> TRY IT
Find each line below containing the word "from" and copy it.

> Collection entries
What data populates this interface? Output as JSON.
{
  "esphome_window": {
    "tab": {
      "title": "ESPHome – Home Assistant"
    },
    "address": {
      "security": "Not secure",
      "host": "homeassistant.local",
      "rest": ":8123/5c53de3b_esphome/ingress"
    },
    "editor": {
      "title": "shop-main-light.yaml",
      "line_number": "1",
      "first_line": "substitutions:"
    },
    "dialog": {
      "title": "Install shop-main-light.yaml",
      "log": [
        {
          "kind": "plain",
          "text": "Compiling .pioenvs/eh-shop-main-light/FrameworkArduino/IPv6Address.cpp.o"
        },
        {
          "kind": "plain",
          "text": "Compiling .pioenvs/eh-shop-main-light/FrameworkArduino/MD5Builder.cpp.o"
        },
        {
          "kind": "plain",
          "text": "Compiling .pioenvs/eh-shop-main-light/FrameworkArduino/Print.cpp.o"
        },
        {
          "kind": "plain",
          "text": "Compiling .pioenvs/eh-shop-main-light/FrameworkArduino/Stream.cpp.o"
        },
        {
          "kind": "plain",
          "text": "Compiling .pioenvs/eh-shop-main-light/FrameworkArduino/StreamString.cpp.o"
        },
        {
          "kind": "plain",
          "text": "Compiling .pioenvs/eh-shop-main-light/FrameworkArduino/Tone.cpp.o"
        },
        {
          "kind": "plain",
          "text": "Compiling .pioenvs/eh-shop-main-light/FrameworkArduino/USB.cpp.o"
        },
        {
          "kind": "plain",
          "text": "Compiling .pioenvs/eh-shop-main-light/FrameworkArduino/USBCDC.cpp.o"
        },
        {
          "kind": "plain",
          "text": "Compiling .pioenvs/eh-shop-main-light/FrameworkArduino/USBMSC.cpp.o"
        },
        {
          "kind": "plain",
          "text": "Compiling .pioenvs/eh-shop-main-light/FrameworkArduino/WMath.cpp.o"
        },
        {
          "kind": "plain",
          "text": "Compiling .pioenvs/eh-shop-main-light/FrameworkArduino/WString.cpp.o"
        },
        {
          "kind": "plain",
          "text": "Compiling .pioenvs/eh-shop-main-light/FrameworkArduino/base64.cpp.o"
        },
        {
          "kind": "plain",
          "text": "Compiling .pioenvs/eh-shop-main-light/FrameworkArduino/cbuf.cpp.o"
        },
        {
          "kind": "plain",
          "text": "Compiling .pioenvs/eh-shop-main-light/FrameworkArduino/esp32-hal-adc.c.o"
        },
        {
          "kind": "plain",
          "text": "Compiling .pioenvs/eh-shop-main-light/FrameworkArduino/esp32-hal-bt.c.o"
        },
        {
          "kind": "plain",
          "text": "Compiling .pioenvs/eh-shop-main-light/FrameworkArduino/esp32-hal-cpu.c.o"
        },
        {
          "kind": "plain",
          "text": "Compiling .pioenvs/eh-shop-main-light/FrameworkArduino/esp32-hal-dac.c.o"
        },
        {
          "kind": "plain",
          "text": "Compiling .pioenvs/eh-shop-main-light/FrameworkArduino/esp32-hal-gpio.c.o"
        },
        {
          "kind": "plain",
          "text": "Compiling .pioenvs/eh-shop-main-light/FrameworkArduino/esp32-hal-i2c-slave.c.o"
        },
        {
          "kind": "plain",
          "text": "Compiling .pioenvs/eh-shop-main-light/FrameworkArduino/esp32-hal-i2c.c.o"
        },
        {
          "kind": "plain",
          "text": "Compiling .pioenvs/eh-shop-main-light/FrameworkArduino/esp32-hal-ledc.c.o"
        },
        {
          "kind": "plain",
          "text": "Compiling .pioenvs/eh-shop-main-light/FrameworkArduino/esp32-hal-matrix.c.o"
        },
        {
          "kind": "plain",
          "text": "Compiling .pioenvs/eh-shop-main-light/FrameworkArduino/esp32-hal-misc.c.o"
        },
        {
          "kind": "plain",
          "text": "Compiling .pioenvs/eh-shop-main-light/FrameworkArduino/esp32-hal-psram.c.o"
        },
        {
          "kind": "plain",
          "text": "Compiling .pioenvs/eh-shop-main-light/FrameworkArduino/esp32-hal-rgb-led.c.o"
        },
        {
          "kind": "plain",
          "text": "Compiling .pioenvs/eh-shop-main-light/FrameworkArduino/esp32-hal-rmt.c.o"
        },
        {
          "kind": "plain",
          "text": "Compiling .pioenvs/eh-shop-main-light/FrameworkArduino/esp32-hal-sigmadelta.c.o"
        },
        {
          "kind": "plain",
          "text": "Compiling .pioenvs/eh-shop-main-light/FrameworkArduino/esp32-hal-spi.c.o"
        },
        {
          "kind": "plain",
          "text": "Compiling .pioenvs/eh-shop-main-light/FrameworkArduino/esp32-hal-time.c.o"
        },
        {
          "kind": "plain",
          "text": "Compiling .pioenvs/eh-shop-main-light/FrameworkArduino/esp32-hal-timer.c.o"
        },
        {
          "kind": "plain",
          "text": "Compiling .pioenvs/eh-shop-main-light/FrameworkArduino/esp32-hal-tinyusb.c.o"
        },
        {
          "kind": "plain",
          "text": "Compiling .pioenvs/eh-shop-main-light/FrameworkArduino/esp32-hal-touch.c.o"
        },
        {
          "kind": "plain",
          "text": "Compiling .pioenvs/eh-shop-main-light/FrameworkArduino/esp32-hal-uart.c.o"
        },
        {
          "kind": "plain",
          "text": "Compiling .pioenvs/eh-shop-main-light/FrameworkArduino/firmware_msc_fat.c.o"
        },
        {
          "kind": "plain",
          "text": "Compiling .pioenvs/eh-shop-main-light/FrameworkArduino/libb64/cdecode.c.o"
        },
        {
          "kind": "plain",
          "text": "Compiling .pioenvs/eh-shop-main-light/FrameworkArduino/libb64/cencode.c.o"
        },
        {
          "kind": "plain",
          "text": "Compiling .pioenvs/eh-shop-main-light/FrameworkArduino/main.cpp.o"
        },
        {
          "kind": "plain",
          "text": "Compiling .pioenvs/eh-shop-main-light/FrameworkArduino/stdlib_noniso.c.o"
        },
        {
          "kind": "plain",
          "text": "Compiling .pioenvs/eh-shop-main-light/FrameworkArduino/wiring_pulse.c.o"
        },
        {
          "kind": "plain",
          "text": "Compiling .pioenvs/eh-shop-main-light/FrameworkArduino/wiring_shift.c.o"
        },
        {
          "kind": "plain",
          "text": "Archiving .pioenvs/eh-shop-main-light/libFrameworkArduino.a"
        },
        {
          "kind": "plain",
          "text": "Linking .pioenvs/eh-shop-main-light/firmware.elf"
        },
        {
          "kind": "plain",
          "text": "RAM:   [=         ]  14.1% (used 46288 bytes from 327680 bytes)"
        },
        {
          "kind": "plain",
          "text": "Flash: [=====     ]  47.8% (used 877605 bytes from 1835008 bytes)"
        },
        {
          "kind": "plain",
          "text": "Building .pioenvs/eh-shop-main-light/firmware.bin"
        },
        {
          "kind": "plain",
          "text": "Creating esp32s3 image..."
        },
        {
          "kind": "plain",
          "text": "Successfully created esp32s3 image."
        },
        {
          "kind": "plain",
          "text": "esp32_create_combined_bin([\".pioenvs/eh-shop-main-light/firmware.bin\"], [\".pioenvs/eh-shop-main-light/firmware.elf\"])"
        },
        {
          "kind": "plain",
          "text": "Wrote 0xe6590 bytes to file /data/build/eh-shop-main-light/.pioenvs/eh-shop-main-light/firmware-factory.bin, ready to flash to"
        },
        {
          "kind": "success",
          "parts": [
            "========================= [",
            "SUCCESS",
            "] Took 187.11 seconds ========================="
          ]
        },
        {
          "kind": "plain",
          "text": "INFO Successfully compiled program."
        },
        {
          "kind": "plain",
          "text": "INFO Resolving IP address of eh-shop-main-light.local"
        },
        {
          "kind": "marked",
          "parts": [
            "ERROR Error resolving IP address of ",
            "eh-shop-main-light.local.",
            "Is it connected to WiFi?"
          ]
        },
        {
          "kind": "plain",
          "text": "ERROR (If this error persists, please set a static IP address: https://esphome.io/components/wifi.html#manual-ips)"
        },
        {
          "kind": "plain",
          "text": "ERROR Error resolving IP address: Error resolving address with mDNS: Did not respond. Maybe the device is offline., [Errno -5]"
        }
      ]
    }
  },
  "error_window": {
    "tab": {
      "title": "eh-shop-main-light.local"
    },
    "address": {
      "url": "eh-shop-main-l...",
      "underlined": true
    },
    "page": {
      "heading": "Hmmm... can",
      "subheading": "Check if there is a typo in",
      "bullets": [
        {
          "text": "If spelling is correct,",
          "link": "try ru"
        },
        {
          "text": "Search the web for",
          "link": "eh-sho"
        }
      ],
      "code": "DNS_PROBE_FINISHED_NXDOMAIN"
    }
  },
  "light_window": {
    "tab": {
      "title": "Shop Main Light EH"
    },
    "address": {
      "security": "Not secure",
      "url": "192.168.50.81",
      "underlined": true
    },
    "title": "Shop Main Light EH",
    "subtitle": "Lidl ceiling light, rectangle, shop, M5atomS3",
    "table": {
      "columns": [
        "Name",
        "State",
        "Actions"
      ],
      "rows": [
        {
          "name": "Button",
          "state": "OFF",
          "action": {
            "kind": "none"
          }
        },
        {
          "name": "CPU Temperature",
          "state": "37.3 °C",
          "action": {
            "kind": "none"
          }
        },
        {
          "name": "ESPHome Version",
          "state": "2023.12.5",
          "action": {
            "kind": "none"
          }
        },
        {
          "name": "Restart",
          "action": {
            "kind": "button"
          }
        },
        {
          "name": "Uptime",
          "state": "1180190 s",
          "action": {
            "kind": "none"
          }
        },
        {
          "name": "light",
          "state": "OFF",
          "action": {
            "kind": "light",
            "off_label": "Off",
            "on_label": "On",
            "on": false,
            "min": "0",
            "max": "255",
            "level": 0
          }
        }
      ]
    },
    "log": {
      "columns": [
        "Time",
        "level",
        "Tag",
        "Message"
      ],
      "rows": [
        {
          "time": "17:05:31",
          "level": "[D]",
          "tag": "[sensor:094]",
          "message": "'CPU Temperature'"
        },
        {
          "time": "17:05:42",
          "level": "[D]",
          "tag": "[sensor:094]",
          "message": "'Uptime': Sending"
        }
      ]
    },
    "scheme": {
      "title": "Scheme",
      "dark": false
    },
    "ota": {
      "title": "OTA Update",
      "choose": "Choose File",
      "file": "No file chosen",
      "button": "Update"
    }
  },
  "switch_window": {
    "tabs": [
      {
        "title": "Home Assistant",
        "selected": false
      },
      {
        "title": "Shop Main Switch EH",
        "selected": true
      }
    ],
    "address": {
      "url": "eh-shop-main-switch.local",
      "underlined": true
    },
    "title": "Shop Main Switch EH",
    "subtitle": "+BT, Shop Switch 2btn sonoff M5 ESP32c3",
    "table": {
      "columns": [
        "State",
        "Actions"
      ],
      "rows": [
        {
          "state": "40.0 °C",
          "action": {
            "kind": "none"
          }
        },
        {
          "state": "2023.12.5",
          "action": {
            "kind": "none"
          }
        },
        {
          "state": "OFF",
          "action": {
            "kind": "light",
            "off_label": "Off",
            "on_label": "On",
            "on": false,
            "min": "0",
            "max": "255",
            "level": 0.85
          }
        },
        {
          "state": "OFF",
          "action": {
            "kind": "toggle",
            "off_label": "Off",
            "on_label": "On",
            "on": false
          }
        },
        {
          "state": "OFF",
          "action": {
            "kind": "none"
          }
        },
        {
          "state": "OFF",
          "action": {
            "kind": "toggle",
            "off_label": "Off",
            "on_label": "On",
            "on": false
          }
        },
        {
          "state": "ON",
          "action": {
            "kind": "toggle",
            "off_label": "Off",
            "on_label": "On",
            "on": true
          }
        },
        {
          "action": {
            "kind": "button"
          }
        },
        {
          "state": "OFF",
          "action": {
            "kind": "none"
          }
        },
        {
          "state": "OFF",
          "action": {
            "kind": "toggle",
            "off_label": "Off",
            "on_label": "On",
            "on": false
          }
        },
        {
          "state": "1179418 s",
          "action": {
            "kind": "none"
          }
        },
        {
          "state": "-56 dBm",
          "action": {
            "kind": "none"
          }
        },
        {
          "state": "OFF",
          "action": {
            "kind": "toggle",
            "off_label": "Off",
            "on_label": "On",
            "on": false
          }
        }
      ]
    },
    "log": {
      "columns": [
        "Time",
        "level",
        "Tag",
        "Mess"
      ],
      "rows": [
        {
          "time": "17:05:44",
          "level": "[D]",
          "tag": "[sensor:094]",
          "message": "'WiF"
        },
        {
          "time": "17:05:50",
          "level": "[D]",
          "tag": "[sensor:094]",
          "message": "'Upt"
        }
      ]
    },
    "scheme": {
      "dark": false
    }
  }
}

> FINISHED TASK
          "text": "RAM:   [=         ]  14.1% (used 46288 bytes from 327680 bytes)"
          "text": "Flash: [=====     ]  47.8% (used 877605 bytes from 1835008 bytes)"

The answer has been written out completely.